In many cases, device failures can be attributed to human error or ergonomic issues rather than technical flaws. Employ principles of human factors engineering to evaluate the user interface, interaction design, and ergonomic factors influencing the usability and safety of a device. By conducting usability studies, task analysis, and cognitive walkthroughs, you can identify potential user-related issues to identify design improvements that can enhance user experience and minimize errors.

Figure 2: Extract from a functional map for an injection device

Figure 3: Extract from an example cause-effect chain

4. Verify Root Cause

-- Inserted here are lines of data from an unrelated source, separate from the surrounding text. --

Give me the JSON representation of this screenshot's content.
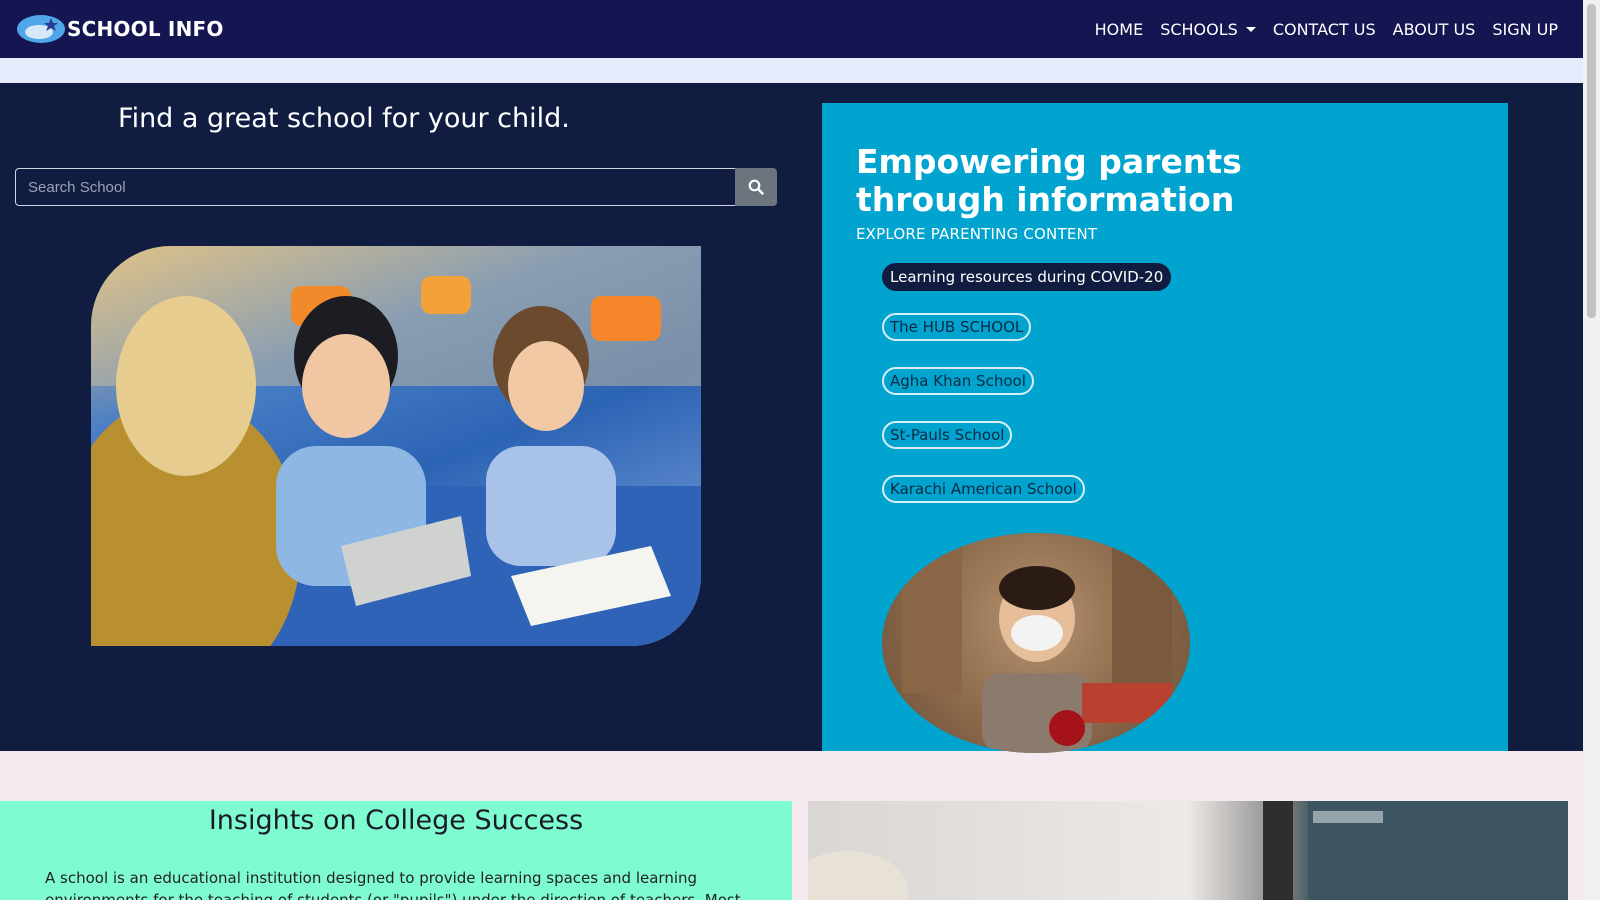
{
  "navbar": {
    "brand": "SCHOOL INFO",
    "links": [
      "HOME",
      "SCHOOLS",
      "CONTACT US",
      "ABOUT US",
      "SIGN UP"
    ]
  },
  "hero": {
    "title": "Find a great school for your child.",
    "search": {
      "placeholder": "Search School"
    }
  },
  "panel": {
    "title": "Empowering parents through information",
    "subtitle": "EXPLORE PARENTING CONTENT",
    "pills": [
      "Learning resources during COVID-20",
      "The HUB SCHOOL",
      "Agha Khan School",
      "St-Pauls School",
      "Karachi American School"
    ]
  },
  "insights": {
    "title": "Insights on College Success",
    "text": "A school is an educational institution designed to provide learning spaces and learning environments for the teaching of students (or \"pupils\") under the direction of teachers. Most"
  },
  "colors": {
    "navbar": "#141551",
    "hero": "#101d40",
    "panel": "#00a4cf",
    "insights": "#7ffccf"
  }
}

Once the likely root causes of the problem have been identified, the next step is to confirm that they are actually the root causes of the issue. This is best accomplished by attempting to reproduce the failures with and without the suspected root cause. At this stage, you don’t need to focus on detailed solutions but can use simple analogues. For example, if high friction is a suspected cause, tests can be performed with and without plentiful lubrication. This might not be a suitable long-term solution, but it will demonstrate the effect of lowering the friction.

5. Develop Solutions

Once the root causes of the problem have been identified, the next step is to develop and evaluate potential solutions. This may involve redesigning the medical device or components, implementing changes to manufacturing processes, updating quality control procedures, or providing additional training and education. Compare the solutions to the criteria set at the beginning of this process and involve all relevant stakeholders in ranking and selecting the best solutions. Whatever solutions are selected, it is vital to verify that they resolve the root causes of the problem. Repeat the benchmark tests that were used previously to reproduce the failure, to demonstrate that the solution effectively reduces the occurrence of the failure. As with any changes to a medical device, it is important to consider the potential impact of proposed solutions on patient safety, device effectiveness, and regulatory compliance.

6. Implement Preventive Measures

Finally, it's essential to implement preventive measures to minimize the risk of similar problems occurring in the future. This may involve updating design documentation, revising manufacturing protocols, conducting additional testing and validation, and improving post-market surveillance. Communication and collaboration between all stakeholders, including manufacturers, regulatory agencies, healthcare providers, and patients, are crucial to ensuring the effectiveness of preventive measures.


Resolving forensic medical device engineering problems requires a systematic and multidisciplinary approach, involving thorough investigation, forensic analysis, and the development and implementation of effective solutions. By following these six essential steps, medical device manufacturers can identify root causes, mitigate risks, and improve the safety and reliability of their products, ultimately contributing to better patient outcomes and public health.

About The Author:

Thom Wyatt is a principal engineer at Springboard Pro. He is experienced in the design and development of high-risk medical devices.